*** Input data ***

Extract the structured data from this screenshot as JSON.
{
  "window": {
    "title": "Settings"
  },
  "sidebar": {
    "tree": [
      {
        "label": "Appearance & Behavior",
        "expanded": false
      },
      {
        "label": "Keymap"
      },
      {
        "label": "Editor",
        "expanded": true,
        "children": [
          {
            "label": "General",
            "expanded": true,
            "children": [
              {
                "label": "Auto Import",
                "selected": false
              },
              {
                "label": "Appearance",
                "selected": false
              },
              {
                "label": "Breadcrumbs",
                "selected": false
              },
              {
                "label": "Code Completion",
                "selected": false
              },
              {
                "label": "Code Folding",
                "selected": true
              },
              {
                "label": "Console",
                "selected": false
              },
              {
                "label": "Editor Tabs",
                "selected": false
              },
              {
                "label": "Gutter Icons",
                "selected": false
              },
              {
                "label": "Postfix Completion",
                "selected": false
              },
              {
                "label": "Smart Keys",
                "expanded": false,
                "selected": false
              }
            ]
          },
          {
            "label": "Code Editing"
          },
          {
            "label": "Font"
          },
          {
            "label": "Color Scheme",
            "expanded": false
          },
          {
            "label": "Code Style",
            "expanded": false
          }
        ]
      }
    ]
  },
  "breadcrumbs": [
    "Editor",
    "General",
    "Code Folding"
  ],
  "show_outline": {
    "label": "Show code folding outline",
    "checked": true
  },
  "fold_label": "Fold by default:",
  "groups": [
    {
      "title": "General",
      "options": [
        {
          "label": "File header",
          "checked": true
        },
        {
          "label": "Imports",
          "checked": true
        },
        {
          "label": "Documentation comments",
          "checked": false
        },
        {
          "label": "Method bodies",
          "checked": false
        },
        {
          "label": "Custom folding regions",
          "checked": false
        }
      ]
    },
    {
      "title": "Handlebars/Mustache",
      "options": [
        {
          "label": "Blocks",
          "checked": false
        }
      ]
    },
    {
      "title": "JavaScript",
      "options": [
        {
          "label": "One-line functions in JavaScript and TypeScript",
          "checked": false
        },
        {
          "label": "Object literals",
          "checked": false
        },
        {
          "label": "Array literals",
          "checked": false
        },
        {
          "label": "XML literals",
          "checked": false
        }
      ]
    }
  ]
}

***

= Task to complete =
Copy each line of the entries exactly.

= Answer to the problem =
Extract the structured data from this screenshot as JSON.
{
  "window": {
    "title": "Settings"
  },
  "sidebar": {
    "tree": [
      {
        "label": "Appearance & Behavior",
        "expanded": false
      },
      {
        "label": "Keymap"
      },
      {
        "label": "Editor",
        "expanded": true,
        "children": [
          {
            "label": "General",
            "expanded": true,
            "children": [
              {
                "label": "Auto Import",
                "selected": false
              },
              {
                "label": "Appearance",
                "selected": false
              },
              {
                "label": "Breadcrumbs",
                "selected": false
              },
              {
                "label": "Code Completion",
                "selected": false
              },
              {
                "label": "Code Folding",
                "selected": true
              },
              {
                "label": "Console",
                "selected": false
              },
              {
                "label": "Editor Tabs",
                "selected": false
              },
              {
                "label": "Gutter Icons",
                "selected": false
              },
              {
                "label": "Postfix Completion",
                "selected": false
              },
              {
                "label": "Smart Keys",
                "expanded": false,
                "selected": false
              }
            ]
          },
          {
            "label": "Code Editing"
          },
          {
            "label": "Font"
          },
          {
            "label": "Color Scheme",
            "expanded": false
          },
          {
            "label": "Code Style",
            "expanded": false
          }
        ]
      }
    ]
  },
  "breadcrumbs": [
    "Editor",
    "General",
    "Code Folding"
  ],
  "show_outline": {
    "label": "Show code folding outline",
    "checked": true
  },
  "fold_label": "Fold by default:",
  "groups": [
    {
      "title": "General",
      "options": [
        {
          "label": "File header",
          "checked": true
        },
        {
          "label": "Imports",
          "checked": true
        },
        {
          "label": "Documentation comments",
          "checked": false
        },
        {
          "label": "Method bodies",
          "checked": false
        },
        {
          "label": "Custom folding regions",
          "checked": false
        }
      ]
    },
    {
      "title": "Handlebars/Mustache",
      "options": [
        {
          "label": "Blocks",
          "checked": false
        }
      ]
    },
    {
      "title": "JavaScript",
      "options": [
        {
          "label": "One-line functions in JavaScript and TypeScript",
          "checked": false
        },
        {
          "label": "Object literals",
          "checked": false
        },
        {
          "label": "Array literals",
          "checked": false
        },
        {
          "label": "XML literals",
          "checked": false
        }
      ]
    }
  ]
}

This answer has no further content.